The external pressure he refers to is of course the world of A&R guys, multiple-zero deals, image consultants and fabricated music videos into which they were thrust over half a decade ago.
“It was amazing but it does feel like another lifetime,” Sven admits. “Like a different world. But you just do what’s in front of you.”
There is something very Zen about their attitude to all that has happened and I get the feeling it is not simply a coping method for their individual disappointments. Watch early interviews from the time the hype was at its zenith and you notice the same level-headed, live-for-the-moment approach. And while they will quite readily tangent into stories about nights out with The Hives, or encounters with the many eccentric characters of the world to which they fleetingly belonged, there is no hint of regret or bitterness towards industry figures for the way their story panned out.
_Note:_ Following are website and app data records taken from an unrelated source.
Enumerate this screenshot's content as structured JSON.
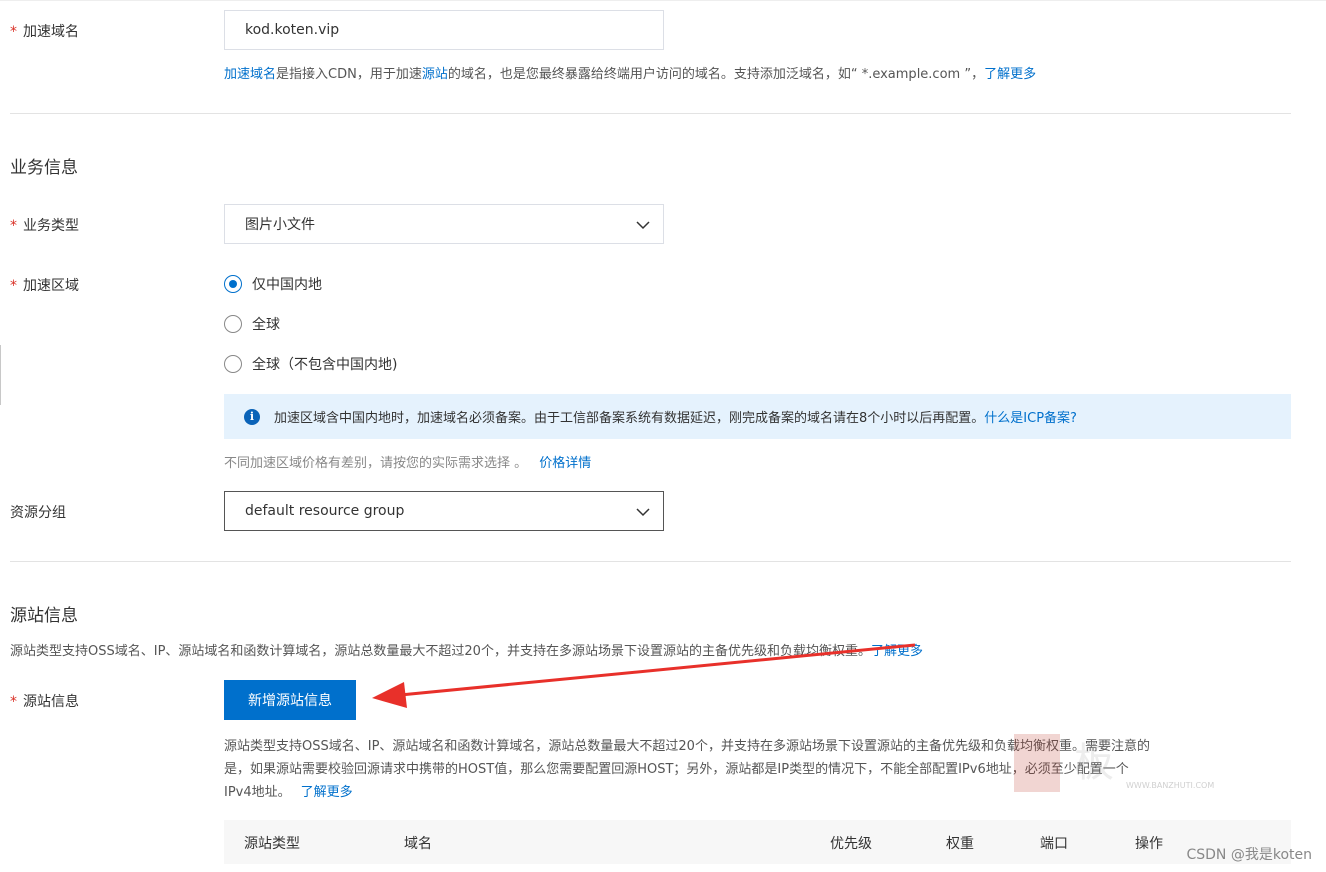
{
  "domain_field": {
    "label": "加速域名",
    "required_mark": "*",
    "value": "kod.koten.vip",
    "help_link_1": "加速域名",
    "help_text_1": "是指接入CDN，用于加速",
    "help_link_2": "源站",
    "help_text_2": "的域名，也是您最终暴露给终端用户访问的域名。支持添加泛域名，如“ *.example.com ”，",
    "help_link_3": "了解更多"
  },
  "business_section": {
    "title": "业务信息",
    "type_label": "业务类型",
    "type_value": "图片小文件",
    "region_label": "加速区域",
    "region_options": [
      {
        "label": "仅中国内地",
        "selected": true
      },
      {
        "label": "全球",
        "selected": false
      },
      {
        "label": "全球（不包含中国内地)",
        "selected": false
      }
    ],
    "notice_text": "加速区域含中国内地时，加速域名必须备案。由于工信部备案系统有数据延迟，刚完成备案的域名请在8个小时以后再配置。",
    "notice_link": "什么是ICP备案?",
    "price_text": "不同加速区域价格有差别，请按您的实际需求选择 。",
    "price_link": "价格详情",
    "resource_label": "资源分组",
    "resource_value": "default resource group"
  },
  "origin_section": {
    "title": "源站信息",
    "desc_text": "源站类型支持OSS域名、IP、源站域名和函数计算域名，源站总数量最大不超过20个，并支持在多源站场景下设置源站的主备优先级和负载均衡权重。",
    "desc_link": "了解更多",
    "field_label": "源站信息",
    "add_button": "新增源站信息",
    "help_line_1": "源站类型支持OSS域名、IP、源站域名和函数计算域名，源站总数量最大不超过20个，并支持在多源站场景下设置源站的主备优先级和负载均衡权重。需要注意的",
    "help_line_2": "是，如果源站需要校验回源请求中携带的HOST值，那么您需要配置回源HOST；另外，源站都是IP类型的情况下，不能全部配置IPv6地址，必须至少配置一个",
    "help_line_3": "IPv4地址。",
    "help_link": "了解更多",
    "table_columns": [
      "源站类型",
      "域名",
      "优先级",
      "权重",
      "端口",
      "操作"
    ]
  },
  "watermark": "CSDN @我是koten",
  "stamp_text": "WWW.BANZHUTI.COM",
  "colors": {
    "primary": "#0070cc",
    "required": "#d93026",
    "notice_bg": "#e5f2fd",
    "arrow": "#e8302a"
  },
  "icons": {
    "chevron": "chevron-down-icon",
    "info": "info-icon",
    "arrow": "red-arrow-annotation"
  }
}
“It’s a fickle thing and you can’t invest too much emotion into it,” says Sven. “You have to bear in mind it’s an industry. Music and money don’t mix very nicely in my opinion – it’s a necessary evil but it’s a terrible distraction.”
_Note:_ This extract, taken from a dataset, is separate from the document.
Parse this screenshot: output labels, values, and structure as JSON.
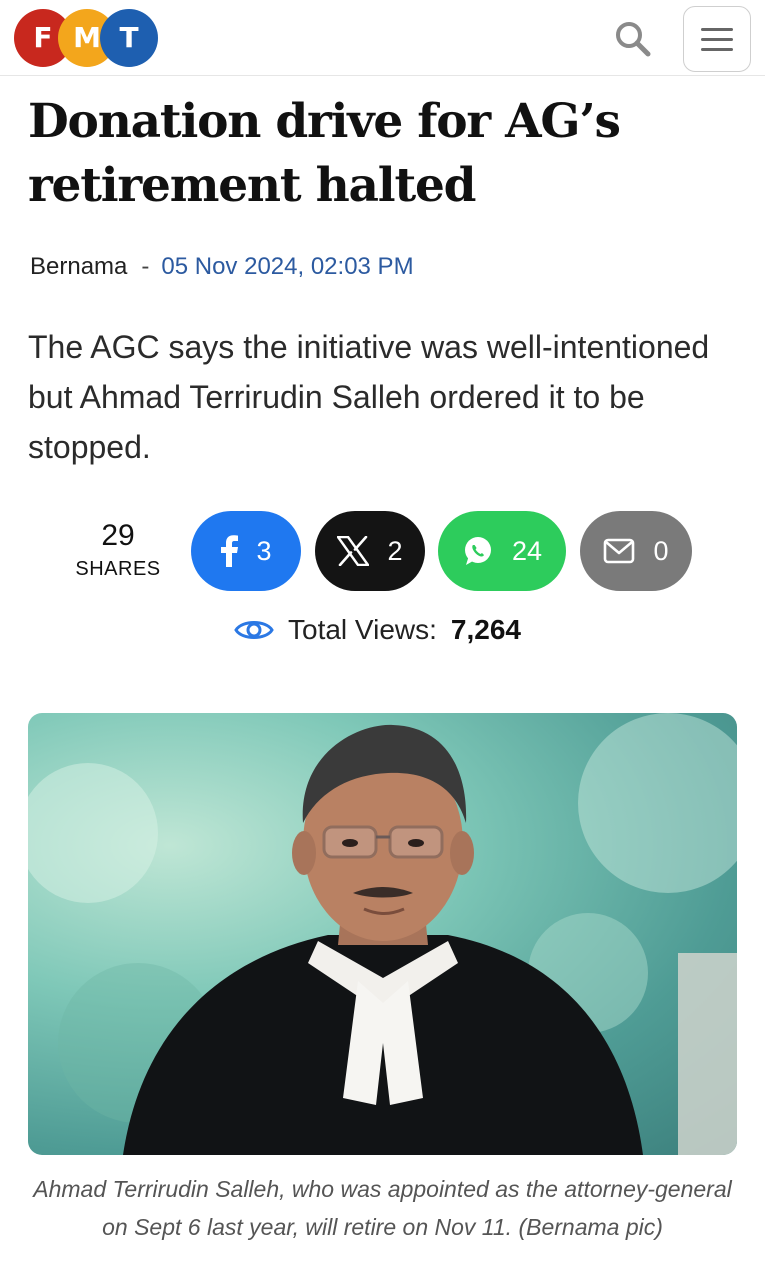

“When they get bands like us I think they try a bit too hard to amplify what the band is,” Jake opines when asked if they think big labels could handle young talent better. “We were a lot cooler before they got the stylists involved. When we were just five kids playing music it was a lot more real. But there’s no hard feelings.”
The sentiment is shared by the whole band, and seems less a desire not to bite the hand that could yet again feed them, more an illustration of the sort of attitude that has kept them together, and sane, throughout their whirlwind nine year history. They are first to admit that their path has been a reverse of the way things usually work, but when you look at the facts it seems obvious that The Checks now find themselves in an incredibly strong position. They have almost a decade of experience playing together live, including a year in which they averaged nearly one gig every third day. They are industry savvy, and armed with the knowledge that they can make it work by going it alone. They are unrestrained by the shackles of what fickle industry figures may consider current – and undeniably, they are freakishly talented.
“The feeling we got from having written and recorded and toured that last album was that our best record was still in front of us,” says Sven. “Everyone had the same feeling, and we knew what to do this time.”
While this album is certainly the pinnacle of their musical achievements thus far, there seems every likelihood that they can go on to even better things. Characteristically, they are understated about future prospects, but in the unique position they now occupy, with the space to develop and the experience they have behind them, history may yet repeat itself for The Checks. Next time though, it will certainly be on their terms.